Going Coastal Sea Cave Yields Ancient Signs of Modern Behavior
Bower, B., Science News
At Pinnacle Point on South Africa's southern coast, a cave perched above the sea has provided scientists with evidence of a set of surprisingly complex behaviors practiced by Stone Age people about 164,000 years ago, near the evolutionary dawn of Homo sapiens. Our species emerged an estimated 200,000 years ago.
A team led by anthropologist Curtis W. Marean of Arizona State University in Tempe found three critical clues in the cave that point to modern-human behavior: the remains of mussels and other shellfish, 57 pieces of reddish pigment probably used for body coloring or other symbolic acts, and more than 1,800 stone implements, including small, expertly crafted blades.
Ancient Africans took up coastal living between 195,000 and 130,000 years ago, when a relatively cold, dry climate inland reduced the number of edible plants and animals, Marean and his coworkers propose in the Oct. 18 Nature.
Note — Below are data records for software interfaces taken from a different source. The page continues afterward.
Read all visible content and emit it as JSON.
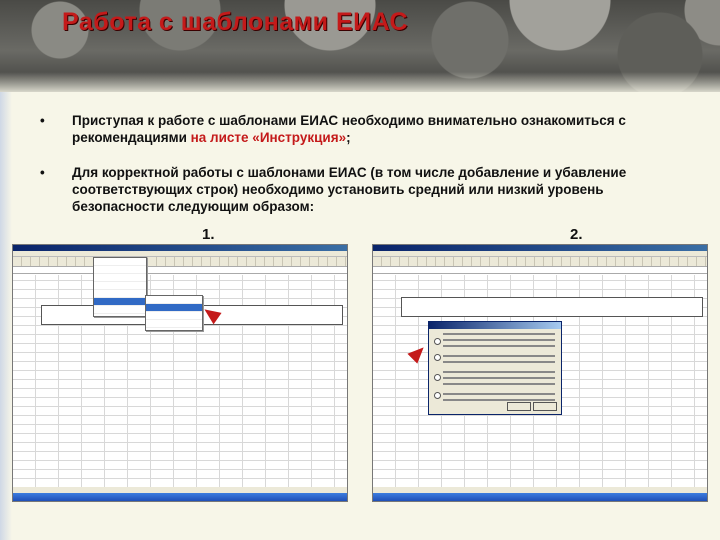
{
  "slide": {
    "title": "Работа с шаблонами ЕИАС",
    "bullet_symbol": "•",
    "bullets": [
      {
        "text_before": "Приступая к работе с шаблонами ЕИАС необходимо внимательно ознакомиться с рекомендациями ",
        "highlight": "на листе «Инструкция»",
        "text_after": ";"
      },
      {
        "text": "Для корректной работы с шаблонами ЕИАС (в том числе добавление и убавление соответствующих строк) необходимо установить средний или низкий уровень безопасности следующим образом:"
      }
    ],
    "steps": [
      "1.",
      "2."
    ],
    "colors": {
      "title": "#c41a1a",
      "highlight": "#c41a1a",
      "arrow": "#c41a1a"
    }
  },
  "screenshots": [
    {
      "name": "excel-tools-menu-screenshot",
      "icon": "excel-window"
    },
    {
      "name": "excel-security-dialog-screenshot",
      "icon": "excel-window"
    }
  ]
}
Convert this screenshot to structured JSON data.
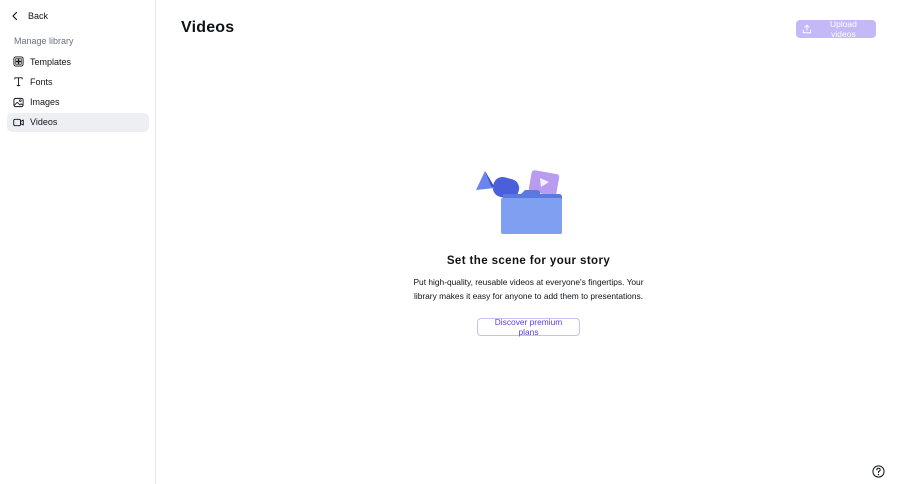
{
  "sidebar": {
    "back_label": "Back",
    "section_label": "Manage library",
    "items": [
      {
        "label": "Templates",
        "icon": "templates-icon",
        "active": false
      },
      {
        "label": "Fonts",
        "icon": "fonts-icon",
        "active": false
      },
      {
        "label": "Images",
        "icon": "image-icon",
        "active": false
      },
      {
        "label": "Videos",
        "icon": "video-icon",
        "active": true
      }
    ]
  },
  "header": {
    "title": "Videos",
    "upload_label": "Upload videos"
  },
  "empty_state": {
    "title": "Set the scene for your story",
    "description": "Put high-quality, reusable videos at everyone's fingertips. Your library makes it easy for anyone to add them to presentations.",
    "cta_label": "Discover premium plans"
  },
  "colors": {
    "accent": "#7d2ae8",
    "upload_button_bg": "#c5b8f6",
    "cta_text": "#5b3fd6",
    "active_item_bg": "#eeeff2"
  }
}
Shellfish harvested from exposed, rocky shores and from tidal pools offered a stable food source that allowed populations to grow and become less nomadic, in Marean's view.
Symbolic behavior as a form of social expression could then have flourished, he suggests.
Using modern hunter-gatherer societies as a guide, Marean suspects that coastal living involved a shift from male-dominated big game hunting to female-led foraging for plants and shellfish. "If shellfish were important, it means that women were a key component of that new economy and may have held substantial economic power," he says.
The earliest previous evidence for shellfish eating and seaside living by modern humans came from a 125,000-year-old East African site.
Pinnacle Point artifacts lay in soil dated by a technique that indicates when sediment was last exposed to light. …